Author(s): Elif Shafak
The new novel from the best-selling author of The Bastard of Istanbul. 'In the first minute following her death, Tequila Leila's consciousness began to ebb, slowly and steadily, like a tide receding from the shore. Her brain cells, having run out of blood, were now completely deprived of oxygen. But they did not shut down. Not right away . . . ' Our brains stay active for ten minutes after our heart stops beating. For Tequila Leila, each minute brings with it a new memory: growing up with her father and his two wives in a grand old house in a quiet Turkish town; watching the women gossip and wax their legs while the men went to mosque; sneaking cigarettes and Western magazines on her way home from school; running away to Istanbul to escape an unwelcome marriage; falling in love with a student who seeks shelter from a riot in the brothel where she works. Most importantly, each memory reminds Leila of the five friends she met along the way - the friends who are now desperately trying to find her.

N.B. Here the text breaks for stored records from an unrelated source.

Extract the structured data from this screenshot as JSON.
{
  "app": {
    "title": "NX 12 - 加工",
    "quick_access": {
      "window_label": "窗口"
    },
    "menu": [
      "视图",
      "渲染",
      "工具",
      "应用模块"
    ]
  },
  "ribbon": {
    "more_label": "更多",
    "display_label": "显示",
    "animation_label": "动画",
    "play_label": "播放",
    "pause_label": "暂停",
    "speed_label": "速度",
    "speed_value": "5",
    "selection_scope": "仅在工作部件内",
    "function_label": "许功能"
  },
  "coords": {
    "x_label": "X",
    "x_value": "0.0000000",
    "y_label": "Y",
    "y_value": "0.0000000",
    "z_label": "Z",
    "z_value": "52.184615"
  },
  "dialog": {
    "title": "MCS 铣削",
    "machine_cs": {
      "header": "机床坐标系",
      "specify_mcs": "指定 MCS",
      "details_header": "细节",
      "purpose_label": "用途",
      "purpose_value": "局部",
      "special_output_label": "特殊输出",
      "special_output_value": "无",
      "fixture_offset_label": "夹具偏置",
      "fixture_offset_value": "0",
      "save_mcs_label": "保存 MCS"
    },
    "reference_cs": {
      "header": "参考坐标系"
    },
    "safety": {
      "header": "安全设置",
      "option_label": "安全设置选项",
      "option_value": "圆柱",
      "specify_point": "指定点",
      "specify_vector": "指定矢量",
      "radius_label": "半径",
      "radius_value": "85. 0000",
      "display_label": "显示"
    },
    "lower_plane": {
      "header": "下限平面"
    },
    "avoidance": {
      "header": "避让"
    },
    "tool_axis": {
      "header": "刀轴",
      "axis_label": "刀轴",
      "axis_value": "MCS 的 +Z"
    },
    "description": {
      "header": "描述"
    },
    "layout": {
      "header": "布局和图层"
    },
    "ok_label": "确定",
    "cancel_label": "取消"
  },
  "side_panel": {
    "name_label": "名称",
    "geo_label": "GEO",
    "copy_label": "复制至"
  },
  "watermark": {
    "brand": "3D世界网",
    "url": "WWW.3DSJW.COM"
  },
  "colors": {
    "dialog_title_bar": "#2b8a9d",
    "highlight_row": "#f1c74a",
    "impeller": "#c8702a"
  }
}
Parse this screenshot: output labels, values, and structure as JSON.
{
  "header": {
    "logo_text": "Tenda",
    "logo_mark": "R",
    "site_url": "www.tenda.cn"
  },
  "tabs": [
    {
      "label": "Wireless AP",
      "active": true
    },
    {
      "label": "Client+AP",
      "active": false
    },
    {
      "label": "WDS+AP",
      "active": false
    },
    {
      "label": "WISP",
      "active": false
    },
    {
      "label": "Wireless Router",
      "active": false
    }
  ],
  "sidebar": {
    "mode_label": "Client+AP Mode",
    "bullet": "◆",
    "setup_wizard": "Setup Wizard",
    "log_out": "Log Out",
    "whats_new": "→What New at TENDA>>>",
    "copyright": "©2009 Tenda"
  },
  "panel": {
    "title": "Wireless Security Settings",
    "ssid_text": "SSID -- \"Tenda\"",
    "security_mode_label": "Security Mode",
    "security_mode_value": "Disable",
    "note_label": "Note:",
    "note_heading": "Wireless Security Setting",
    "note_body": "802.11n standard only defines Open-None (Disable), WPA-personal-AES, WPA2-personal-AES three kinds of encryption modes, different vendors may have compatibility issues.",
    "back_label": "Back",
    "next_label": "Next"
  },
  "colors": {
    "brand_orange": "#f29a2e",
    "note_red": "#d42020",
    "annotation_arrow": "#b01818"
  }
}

Elif Shafak’s novel is a powerful and unflinching exploration of women’s rights in Turkey, and of their control over their bodies and sexuality. The novel opens with Leila, recently murdered and dumped in a rubbish skip. As her mind closes down (in 10 minutes and 38 seconds) each moment triggers a memory giving the reader a window into her past experiences that shaped her life and that of her five closest friends. Taking us to her childhood in Van — a childhood of secrets and deceits, we are not surprised by her decision to flee to Istanbul as a teen. Her childhood is coloured by neglect and abuse. With an ignorant and suspicious family that will do anything to save face in a small community, Leila is left with little choice. Unprepared for a city and completely out of her depth she ends up in a brothel under the charge of Bitter Ma. While the madam is better than some and finally does grant Leila her freedom, the privations of being a prostitute with few rights and no financial autonomy weigh heavily on Leila and her colleagues — there are few choices available for women in her position in a strikingly patriarchal society, a society that is also dominated by political unrest and dictatorial behaviour. Yet life is also culturally rich and intriguing in the relationships that Leila has with her five friends. Shafak is a damning of Turkish society and the roles that women have been, and continue to be, expected to play in this modern country. She deftly explores west/east and secular/religious tensions and the hypocrisies as well as the personal crises that are inflicted by these conflicts. What does it mean to be transsexual in this world, to be an independent widow, to be educated or a prostitute in this world? While the novel shines a light on these issues, at the same time light is being shone on the author, Elif Shfak (and other female authors) — harassed on social media and investigated by prosecutors after complaints that by writing fictional works that tackle challenging issues she is condoning child abuse and sexual violence! 10 Minutes 38 Seconds in this Strange World is a novel about tough issues, but it also hopeful — Leila is a survivor and she and her friends are resourceful and loyal, and have depths of humanity that one could argue come from confronting the status quo and marking out their own territory and beliefs, living without compromise of thought even when choices are limited. With its interesting premise and structure, the novel is compelling and Leila is an incredible character who is the still point at the centre, strong and resilient, of a turbulent and damaging vortex.
Shortlisted for the Booker Prize 2019